Fibrotic lungs have an overall increased ECM turnover rate, but the normal balance between formation and degradation is changed, leading to increased deposition and increased degradation. The change in remodeling balance is not the same for different types of collagen; a key feature is the increased deposition and degradation of type I collagen in pulmonary fibrosis.4,5,47
This is in line with our C1M results showing significantly elevated levels in both patients with mild to severe IPF and mild COPD and thus indicating an increased degradation of type I collagen. Contradictory results have been published in relation to type III collagen deposition in pulmonary fibrosis, demonstrating that both up—and down-regulation of type III collagen occurs.4–6
The serum C3M data presented here suggest an increased type III collagen degradation level in both IPF and mild COPD, indicating a high level of formation of type III collagen as well. Indications of a decreased content of type V collagen in fibrotic rat lungs have been presented.48
However, Parra et al demonstrated that type V collagen levels in biopsies from IPF patients increased with disease severity,49

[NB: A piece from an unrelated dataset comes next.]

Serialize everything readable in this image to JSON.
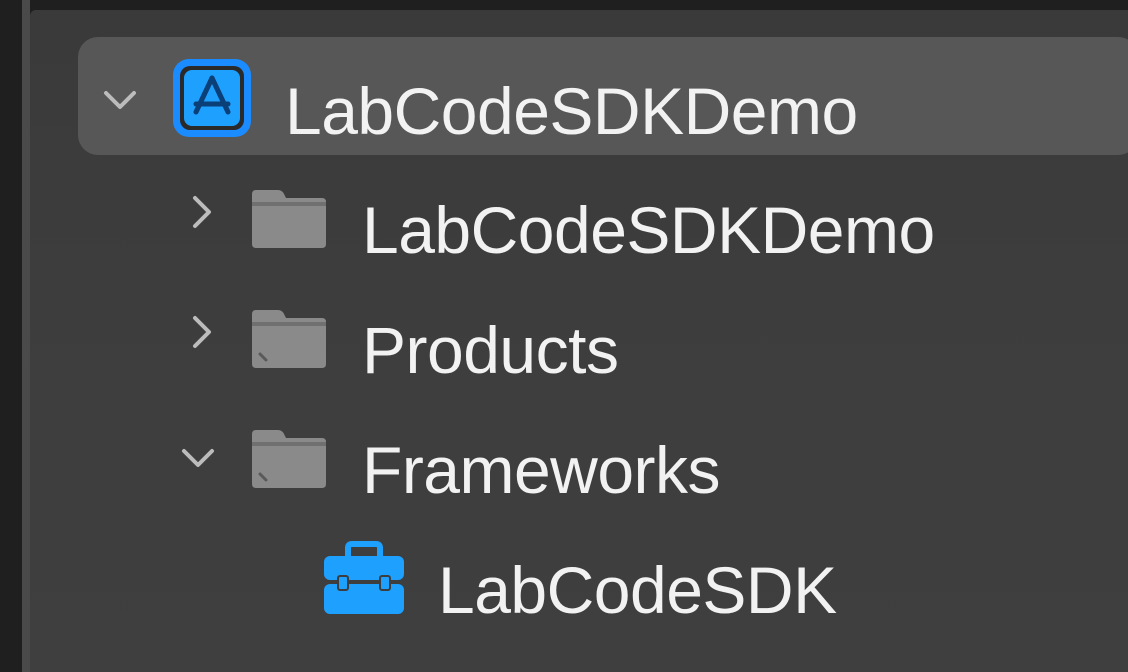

supporting an increased degradation of deposited type V collagen indicated by our C5M data. Type IV and type VI collagen expression, as well as protein levels, have been reported to be elevated in lung tissue of patients with COPD50
further supporting the findings of our biochemical marker study.
Desmosine, isodesmosine, KL-6, CCL18, SP-A and SP-D have all been extensively discussed as serological markers of pulmonary diseases.17,21–23
However, none of these markers have demonstrated optimal sensitivity and diagnostic value. Thus, more sensitive and accurate biochemical markers are needed for fibrotic lung diseases. Stratification of patients with pulmonary fibrosis is most likely not feasible using a single marker since would require a marker specific for a protein only expressed during lung fibrosis. A panel of markers reflecting different pathophysiological processes involved in pulmonary fibrosis during the two different diseases will almost certainly be required for diagnosis, prognosis and assessment of the efficacy of interventions.
The systemic level of a biochemical marker is the sum of all tissue sites generating this one fragment, and also depends on the extent of disease- affected tissue, the aggressiveness of the disease and the protein specificity of the fragment. This was elegantly investigated by Meulenbelt et al52
who demonstrated that the level of a MMP-generated fragment of the signature protein of cartilage, type II collagen, was correlated to the number of affected joints in osteoarthritis. Collagen expression is not restricted to the lung tissue, but is found ubiquitously throughout the body. Thus, several co-morbidities may influence the systemic level of fragments produced by MMP degradation of collagen molecules. Further investigations are needed to determine the individual contribution of different tissues to the total pool of collagen neoepitopes.
There are several limitations with the current study. The sample size was very small, and thus the findings are preliminary. The lack of information available for patients does not allow for further analysis and correlation with clinical parameters. Furthermore, this is a cross-sectional study and the prognostic value of the biomarkers could not be validated.
In conclusion, by using protein fingerprint technology, we have developed assays measuring novel biochemical markers which enable us to assess peptides generated during degradation of collagens in pulmonary fibrosis. These markers were able to distinguish between healthy controls and patients with mild COPD and/or IPF in a small clinical population. The collagen degradation markers demonstrated promising discriminative diagnostic power and may provide an improved tool for identification of those patients most in need of treatment, as well as for monitoring potential efficacy of interventions. These data need to be validated in larger clinical settings.